§ What needs to be done
The response should contain only those lines of the entries below that include the string "Federal".

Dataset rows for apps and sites
***
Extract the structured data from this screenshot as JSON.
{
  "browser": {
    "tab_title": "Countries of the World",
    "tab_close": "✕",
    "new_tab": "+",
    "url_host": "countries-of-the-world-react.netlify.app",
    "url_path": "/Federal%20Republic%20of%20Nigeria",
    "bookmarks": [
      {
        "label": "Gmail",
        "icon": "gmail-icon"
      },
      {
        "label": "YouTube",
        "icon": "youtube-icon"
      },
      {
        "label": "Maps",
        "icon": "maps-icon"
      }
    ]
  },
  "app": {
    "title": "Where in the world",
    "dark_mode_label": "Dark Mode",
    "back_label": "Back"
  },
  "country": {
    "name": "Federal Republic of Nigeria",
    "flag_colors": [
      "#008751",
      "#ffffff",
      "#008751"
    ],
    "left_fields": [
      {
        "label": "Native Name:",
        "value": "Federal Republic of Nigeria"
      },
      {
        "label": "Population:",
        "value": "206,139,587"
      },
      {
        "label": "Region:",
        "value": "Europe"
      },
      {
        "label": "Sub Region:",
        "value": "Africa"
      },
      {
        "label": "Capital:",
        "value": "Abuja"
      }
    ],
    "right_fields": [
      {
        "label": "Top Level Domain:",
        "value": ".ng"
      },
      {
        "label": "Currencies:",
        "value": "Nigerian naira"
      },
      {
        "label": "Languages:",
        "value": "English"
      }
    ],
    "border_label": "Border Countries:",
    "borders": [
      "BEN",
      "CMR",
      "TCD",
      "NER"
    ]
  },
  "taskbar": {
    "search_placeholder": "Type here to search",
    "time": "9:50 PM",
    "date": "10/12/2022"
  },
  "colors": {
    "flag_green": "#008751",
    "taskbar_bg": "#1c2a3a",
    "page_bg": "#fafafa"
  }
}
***
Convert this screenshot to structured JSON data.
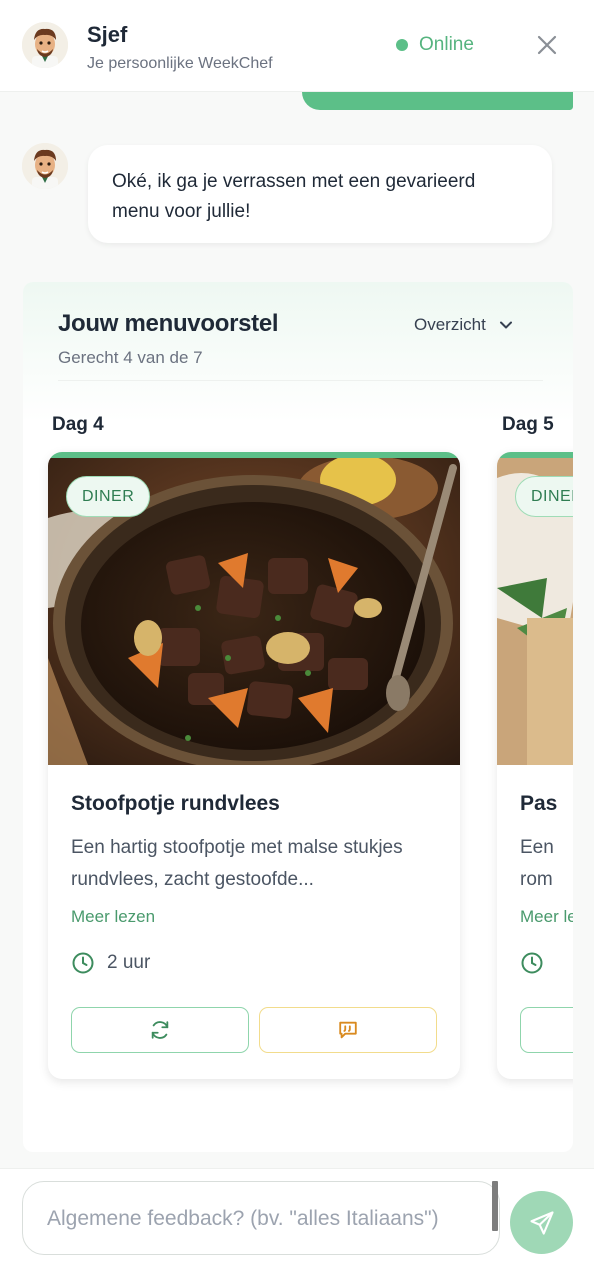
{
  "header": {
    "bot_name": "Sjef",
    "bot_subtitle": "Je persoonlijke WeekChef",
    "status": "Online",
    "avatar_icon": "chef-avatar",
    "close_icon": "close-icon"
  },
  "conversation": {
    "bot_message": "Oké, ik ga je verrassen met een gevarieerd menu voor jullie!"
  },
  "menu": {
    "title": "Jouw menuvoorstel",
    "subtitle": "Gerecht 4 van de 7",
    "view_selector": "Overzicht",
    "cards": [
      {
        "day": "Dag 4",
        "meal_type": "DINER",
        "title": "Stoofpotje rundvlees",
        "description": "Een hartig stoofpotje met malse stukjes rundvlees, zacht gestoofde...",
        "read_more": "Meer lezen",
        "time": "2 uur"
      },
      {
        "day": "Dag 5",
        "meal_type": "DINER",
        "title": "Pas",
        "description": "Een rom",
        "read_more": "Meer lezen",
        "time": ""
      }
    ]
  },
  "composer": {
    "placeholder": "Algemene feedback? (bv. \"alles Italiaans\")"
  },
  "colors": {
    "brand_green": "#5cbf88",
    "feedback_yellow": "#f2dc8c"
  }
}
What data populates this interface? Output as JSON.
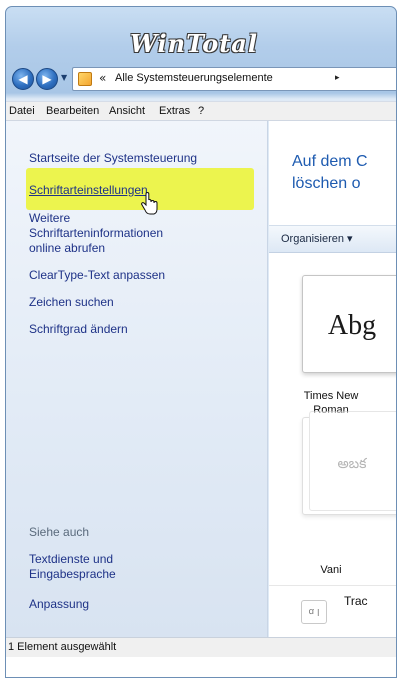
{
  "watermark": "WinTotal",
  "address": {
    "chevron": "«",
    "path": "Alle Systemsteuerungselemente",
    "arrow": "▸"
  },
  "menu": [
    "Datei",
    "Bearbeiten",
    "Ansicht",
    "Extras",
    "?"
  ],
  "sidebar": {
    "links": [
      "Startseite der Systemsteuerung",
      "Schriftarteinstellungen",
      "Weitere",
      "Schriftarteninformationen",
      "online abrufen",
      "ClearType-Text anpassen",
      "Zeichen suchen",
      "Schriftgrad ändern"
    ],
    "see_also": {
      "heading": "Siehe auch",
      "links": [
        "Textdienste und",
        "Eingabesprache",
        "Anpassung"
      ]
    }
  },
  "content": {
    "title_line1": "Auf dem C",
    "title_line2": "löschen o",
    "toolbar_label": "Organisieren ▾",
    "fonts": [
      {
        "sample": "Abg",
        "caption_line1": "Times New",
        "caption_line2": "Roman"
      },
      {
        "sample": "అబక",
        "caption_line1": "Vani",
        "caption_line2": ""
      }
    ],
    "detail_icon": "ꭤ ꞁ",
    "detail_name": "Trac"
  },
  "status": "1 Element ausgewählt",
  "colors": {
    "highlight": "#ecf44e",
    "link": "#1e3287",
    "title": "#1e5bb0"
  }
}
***
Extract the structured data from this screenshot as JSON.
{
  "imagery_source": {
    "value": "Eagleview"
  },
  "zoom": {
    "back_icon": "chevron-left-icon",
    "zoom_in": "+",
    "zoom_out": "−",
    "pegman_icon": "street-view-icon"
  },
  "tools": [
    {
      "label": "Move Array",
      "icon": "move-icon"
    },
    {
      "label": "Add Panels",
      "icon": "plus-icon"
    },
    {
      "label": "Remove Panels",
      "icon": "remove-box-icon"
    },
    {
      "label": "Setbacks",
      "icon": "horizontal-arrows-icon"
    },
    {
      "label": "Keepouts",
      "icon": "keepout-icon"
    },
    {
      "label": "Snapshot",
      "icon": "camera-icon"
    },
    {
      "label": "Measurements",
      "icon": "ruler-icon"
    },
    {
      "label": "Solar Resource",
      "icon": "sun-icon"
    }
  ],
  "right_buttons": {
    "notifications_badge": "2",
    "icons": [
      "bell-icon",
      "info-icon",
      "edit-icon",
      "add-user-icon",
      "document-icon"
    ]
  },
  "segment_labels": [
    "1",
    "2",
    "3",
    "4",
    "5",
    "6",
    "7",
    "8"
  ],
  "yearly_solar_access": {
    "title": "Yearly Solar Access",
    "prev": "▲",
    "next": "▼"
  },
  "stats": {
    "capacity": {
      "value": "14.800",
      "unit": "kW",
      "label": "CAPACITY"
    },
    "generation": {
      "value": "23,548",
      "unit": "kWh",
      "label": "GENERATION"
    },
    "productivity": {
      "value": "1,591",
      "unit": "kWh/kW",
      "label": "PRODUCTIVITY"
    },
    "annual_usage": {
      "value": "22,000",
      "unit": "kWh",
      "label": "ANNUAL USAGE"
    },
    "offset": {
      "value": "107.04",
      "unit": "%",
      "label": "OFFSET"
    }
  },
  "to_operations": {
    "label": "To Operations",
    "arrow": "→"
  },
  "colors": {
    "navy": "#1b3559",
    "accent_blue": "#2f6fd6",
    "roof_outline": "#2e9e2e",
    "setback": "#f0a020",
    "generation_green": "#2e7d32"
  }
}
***
§ The answer
    "url_path": "/Federal%20Republic%20of%20Nigeria",
    "name": "Federal Republic of Nigeria",
        "value": "Federal Republic of Nigeria"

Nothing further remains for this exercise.